Without those two in the Senate next year, there’ll be nowhere left for those colleagues to hide. So what will, say, Jon Tester of deep-red Montana do if Chuck Schumer asks him to provide the deciding vote to end the filibuster in the name of resurrecting Roe v. Wade as a federal statute?

I think it’s even possible that some moderate Democrats will begin to develop a strange new respect for the filibuster as the long-term threat from a radicalizing, illiberal grassroots right rises. It’s one thing to prefer a lower 50-vote threshold when there are two normal-ish parties and your side has the more ambitious legislative agenda among them. It’s another thing to prefer it when you’re no longer sure what the other side is capable of and what the Jacobins who’ve seized control of it might want to do with power in five or 10 years’ time.

“The Jacobins will end the filibuster when they have the chance no matter what Democrats do!” a liberal might reply, fairly enough.
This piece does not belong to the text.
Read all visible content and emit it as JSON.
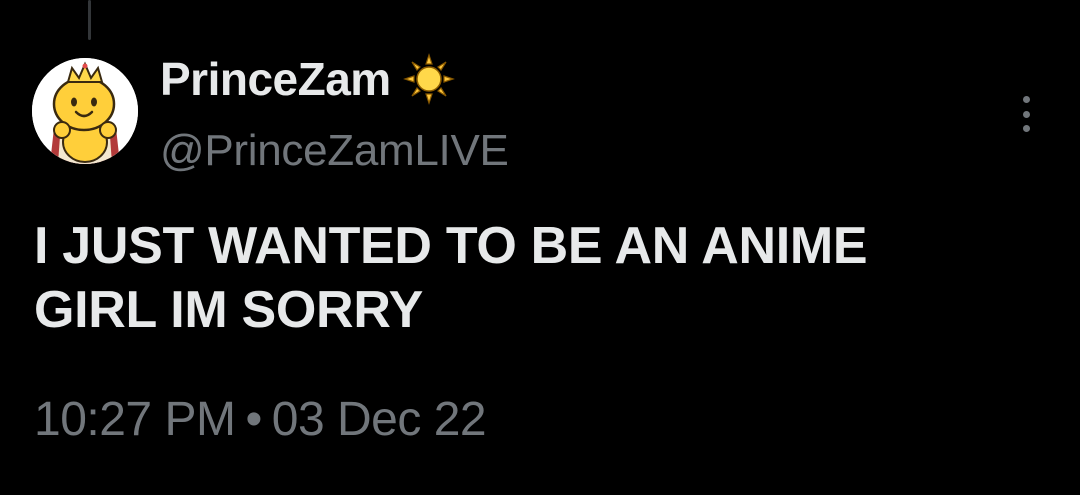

But this is the point of the Katie Porter and Kathy Hochul examples from earlier: If, when the time comes, you want the public to see the Jacobins for what they are and to turn against them, it would help a bunch not to normalize their excesses preemptively with your own behavior.

So, while the filibuster is doomed eventually, it might spend a bit more time on death row than we think.

And when it does eventually go, we might not end up with the sort of legislative ping-pong from one congressional term to another that everyone’s expecting.

You know what I mean by “ping-pong.” First the Democrats codify Roe, then the Republicans take over Congress and codify a 15-week ban, then Democrats take over again and re-codify Roe again, and so on. That would be absurd—although, it must be said, pretty classically democratic.

I don’t think that would happen long-term. Eventually the parties would converge on a broadly popular position, with the next majority concluding that tinkering with the extant policy is more trouble than it’s worth. If voters warmed up to a new 15-week ban, and polls reflected that, Democrats might think better of spending political capital to repeal it and extend legal abortion to the moment of crowning.

Convergence on a broadly popular position would be a classically democratic outcome too. So, to the extent that our politics remains a process for enacting policies that most voters prefer, ending the filibuster might not be the disaster most of us imagine. And to the extent that it’s become a battlefield for performative culture-war jihad, in which the point is simply to own the other side by erasing its governing legacy to the fullest extent possible, uh oh. 

Nick Catoggio is a staff writer at The Dispatch and is based in Texas. Prior to joining the company in 2022, he spent 16 years gradually alienating a populist readership at Hot Air. When Nick isn’t busy writing a daily newsletter on politics, he’s … probably planning the next day’s newsletter.